For rattan bindings square cornered grooves are cut into the bamboo at intervals along the length of the crack. These grooves can be any width (2 bu is common but 3 bu or even 4 bu or whatever can also be used). The grooves should be deep enough to accommodate some string which is wrapped round and round the bamboo in the bottom of the groove, some filler of some sort (used to fill the groove so the finished surface of the filler is below the surface of the bamboo by an amount equal to the thickness of the rattan) and the rattan itself.

Be very careful to not make these grooves too deep. I've seen more than a few flutes with distortions to the bore, little compression rings, at the location of each binding.

By all means, never apply any sort of that instant drying super-glue to cracks. It goes way down inside the crack and is almost impossible to remove. Many people use it on cracks but after doing so the crack will probably never close completely.

When making the structural string binding, wrap the string over itself for the first few rounds and at the end pull the string under itself for the last few rounds. If the string tension is sufficient it will not slip. The same technique is used for wrapping the cosmetic rattan. Use a small cross peen hammer or other suitable tool to eliminate the bumps, flatten them, where the rattan goes over itself at the beginning and end. Lastly, apply some sort of liquid adhesive that will seep down through the spaces between the rattan to the surface of the filler and also fill any other spaces. More than one application may be necessary. Be sure to wipe off the excess adhesive before it hardens. Urushi is the material of choice for this in Japan.

After all the bindings have been done, place the bamboo in a dry environment, a kotatsu works really fine, to open the crack a bit. Then fill the crack with some sort of filler that will eventually harden. Keep it in mind that the bamboo will move with changes in humidity so the repaired crack is expected to open and close a bit from day to day.
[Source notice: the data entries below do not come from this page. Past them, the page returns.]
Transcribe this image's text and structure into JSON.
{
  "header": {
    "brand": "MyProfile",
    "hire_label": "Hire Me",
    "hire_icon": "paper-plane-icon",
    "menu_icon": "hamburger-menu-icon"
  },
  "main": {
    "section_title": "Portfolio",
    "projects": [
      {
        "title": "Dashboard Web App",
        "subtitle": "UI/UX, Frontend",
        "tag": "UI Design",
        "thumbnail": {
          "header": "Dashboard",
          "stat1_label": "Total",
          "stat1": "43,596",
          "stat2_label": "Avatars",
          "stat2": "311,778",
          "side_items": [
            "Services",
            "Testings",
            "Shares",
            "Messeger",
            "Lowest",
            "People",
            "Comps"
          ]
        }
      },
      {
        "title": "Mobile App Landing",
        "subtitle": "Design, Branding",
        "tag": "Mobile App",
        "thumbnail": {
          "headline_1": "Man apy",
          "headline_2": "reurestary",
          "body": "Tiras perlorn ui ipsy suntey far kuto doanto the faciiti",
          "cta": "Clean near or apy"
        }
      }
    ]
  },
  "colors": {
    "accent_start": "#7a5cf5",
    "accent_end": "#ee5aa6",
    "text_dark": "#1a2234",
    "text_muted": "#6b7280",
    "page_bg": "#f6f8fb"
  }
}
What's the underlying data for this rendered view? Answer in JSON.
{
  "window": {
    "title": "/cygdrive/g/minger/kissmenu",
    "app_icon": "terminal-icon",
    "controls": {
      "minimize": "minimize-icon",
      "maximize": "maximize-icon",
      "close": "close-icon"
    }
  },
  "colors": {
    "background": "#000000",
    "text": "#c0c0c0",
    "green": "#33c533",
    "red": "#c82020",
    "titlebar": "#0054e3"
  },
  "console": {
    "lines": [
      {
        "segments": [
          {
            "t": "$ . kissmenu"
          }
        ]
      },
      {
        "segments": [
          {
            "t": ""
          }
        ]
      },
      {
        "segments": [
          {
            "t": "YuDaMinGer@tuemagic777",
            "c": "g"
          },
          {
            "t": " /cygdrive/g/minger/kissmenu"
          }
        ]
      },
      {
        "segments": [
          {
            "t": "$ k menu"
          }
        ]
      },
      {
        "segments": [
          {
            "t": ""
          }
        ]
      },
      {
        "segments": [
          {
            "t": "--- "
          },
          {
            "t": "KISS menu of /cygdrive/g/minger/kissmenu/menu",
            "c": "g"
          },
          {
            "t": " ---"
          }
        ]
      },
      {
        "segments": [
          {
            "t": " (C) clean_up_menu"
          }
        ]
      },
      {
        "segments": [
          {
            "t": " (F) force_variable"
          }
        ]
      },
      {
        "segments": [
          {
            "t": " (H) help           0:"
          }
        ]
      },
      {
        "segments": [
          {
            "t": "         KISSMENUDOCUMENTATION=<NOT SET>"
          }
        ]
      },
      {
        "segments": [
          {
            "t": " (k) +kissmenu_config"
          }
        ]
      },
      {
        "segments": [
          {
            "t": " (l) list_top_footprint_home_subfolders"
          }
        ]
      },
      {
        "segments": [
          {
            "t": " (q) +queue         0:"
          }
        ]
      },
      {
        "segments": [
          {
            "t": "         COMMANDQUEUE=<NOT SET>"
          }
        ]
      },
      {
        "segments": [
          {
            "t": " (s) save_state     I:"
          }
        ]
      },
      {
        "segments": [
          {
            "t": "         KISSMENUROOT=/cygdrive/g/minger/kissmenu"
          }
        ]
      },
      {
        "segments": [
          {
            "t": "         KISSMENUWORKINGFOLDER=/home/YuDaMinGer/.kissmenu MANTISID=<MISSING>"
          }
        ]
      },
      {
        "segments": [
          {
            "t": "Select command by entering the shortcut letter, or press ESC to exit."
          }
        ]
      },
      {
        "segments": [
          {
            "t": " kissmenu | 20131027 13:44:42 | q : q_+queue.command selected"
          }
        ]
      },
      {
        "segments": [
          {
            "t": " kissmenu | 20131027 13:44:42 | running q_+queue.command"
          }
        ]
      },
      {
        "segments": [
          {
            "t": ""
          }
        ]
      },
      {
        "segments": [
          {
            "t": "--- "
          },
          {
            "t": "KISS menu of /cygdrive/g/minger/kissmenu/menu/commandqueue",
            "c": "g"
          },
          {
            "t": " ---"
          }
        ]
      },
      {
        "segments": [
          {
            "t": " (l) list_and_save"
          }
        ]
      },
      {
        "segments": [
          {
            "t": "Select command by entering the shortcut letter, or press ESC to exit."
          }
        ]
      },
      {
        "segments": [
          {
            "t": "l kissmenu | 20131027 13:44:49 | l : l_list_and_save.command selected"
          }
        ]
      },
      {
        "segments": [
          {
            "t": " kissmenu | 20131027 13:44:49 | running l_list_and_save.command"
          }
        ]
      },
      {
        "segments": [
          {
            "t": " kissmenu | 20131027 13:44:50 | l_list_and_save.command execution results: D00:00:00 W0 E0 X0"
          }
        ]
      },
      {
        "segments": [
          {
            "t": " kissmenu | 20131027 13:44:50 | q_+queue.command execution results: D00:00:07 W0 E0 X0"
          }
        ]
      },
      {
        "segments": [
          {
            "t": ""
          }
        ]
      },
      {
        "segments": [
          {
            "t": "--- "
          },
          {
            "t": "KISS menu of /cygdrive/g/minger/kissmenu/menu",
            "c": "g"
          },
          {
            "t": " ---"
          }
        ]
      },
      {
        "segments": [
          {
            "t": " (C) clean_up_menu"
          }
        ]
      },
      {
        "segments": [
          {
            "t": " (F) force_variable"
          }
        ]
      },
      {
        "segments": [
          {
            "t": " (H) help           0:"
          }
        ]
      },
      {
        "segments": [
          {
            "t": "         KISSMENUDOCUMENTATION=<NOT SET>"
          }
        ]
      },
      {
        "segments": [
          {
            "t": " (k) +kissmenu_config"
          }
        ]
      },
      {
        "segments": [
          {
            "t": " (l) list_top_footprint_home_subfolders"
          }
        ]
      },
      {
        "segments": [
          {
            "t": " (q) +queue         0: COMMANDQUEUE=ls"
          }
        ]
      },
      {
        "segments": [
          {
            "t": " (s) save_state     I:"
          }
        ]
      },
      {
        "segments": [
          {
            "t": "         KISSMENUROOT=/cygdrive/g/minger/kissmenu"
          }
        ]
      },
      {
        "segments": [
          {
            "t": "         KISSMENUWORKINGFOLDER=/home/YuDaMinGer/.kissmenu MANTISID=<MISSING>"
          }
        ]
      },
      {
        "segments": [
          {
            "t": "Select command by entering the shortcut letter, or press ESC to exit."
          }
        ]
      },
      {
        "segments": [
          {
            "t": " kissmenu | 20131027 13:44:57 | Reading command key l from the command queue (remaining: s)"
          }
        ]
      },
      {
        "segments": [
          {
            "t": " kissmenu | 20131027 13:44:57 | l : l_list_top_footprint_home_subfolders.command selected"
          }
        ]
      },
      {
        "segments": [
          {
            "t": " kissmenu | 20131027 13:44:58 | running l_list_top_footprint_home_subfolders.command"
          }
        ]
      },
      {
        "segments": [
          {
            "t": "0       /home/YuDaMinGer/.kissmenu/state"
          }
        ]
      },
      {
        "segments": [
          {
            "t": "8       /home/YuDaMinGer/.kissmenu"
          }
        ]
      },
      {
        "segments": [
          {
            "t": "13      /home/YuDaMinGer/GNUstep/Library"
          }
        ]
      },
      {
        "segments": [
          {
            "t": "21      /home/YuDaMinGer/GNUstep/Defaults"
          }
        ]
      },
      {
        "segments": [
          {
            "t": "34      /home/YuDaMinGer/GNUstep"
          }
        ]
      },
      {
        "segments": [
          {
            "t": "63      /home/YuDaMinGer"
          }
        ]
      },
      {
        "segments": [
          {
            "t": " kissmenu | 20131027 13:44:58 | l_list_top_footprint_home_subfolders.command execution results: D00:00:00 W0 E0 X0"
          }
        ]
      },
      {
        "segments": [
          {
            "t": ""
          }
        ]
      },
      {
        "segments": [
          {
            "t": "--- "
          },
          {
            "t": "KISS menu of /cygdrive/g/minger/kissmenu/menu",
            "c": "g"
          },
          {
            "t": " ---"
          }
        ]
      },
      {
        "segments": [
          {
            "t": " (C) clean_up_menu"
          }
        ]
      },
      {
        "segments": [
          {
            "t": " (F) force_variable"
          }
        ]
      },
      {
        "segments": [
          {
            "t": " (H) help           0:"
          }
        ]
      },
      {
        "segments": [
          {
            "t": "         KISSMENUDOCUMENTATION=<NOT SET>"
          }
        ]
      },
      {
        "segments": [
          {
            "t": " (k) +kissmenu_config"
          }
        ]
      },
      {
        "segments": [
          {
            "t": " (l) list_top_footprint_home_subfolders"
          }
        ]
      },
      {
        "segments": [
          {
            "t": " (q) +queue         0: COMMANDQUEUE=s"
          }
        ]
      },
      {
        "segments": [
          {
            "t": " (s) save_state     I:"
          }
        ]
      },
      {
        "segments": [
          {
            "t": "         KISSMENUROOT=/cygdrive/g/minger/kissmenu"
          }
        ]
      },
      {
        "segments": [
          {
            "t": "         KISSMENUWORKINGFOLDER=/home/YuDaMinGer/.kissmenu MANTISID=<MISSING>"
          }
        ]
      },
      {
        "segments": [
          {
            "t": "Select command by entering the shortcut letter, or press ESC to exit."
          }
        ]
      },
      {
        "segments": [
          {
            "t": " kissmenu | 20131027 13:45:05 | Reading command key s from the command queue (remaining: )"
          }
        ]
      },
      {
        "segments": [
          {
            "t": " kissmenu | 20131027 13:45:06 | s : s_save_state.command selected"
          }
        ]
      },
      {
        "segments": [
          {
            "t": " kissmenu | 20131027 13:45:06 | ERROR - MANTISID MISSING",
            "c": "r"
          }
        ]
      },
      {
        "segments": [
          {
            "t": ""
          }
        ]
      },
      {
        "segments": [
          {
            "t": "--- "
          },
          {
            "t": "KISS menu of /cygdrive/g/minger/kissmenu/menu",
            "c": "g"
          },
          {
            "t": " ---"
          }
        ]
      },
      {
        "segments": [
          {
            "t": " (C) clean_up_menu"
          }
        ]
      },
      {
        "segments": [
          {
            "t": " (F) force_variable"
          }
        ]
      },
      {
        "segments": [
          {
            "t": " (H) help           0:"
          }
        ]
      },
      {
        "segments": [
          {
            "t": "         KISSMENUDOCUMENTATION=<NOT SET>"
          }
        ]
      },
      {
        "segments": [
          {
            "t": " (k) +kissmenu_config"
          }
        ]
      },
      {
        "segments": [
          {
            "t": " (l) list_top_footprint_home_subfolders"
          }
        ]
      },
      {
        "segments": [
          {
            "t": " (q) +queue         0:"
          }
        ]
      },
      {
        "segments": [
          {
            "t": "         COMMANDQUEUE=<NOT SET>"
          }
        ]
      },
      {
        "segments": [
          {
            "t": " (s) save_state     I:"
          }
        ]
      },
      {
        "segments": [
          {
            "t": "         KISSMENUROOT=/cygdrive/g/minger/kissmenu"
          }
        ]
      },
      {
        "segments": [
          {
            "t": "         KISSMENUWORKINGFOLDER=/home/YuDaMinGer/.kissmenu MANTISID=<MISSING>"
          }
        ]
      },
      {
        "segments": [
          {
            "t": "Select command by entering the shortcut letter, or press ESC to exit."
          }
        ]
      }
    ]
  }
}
A more simple and structurally stronger method of binding is to use ordinary string directly on the surface of the bamboo. After the bindings are in place paint them one or more times with some sort of liquid adhesive to hold them in place.

Good Luck!

Tom Deaver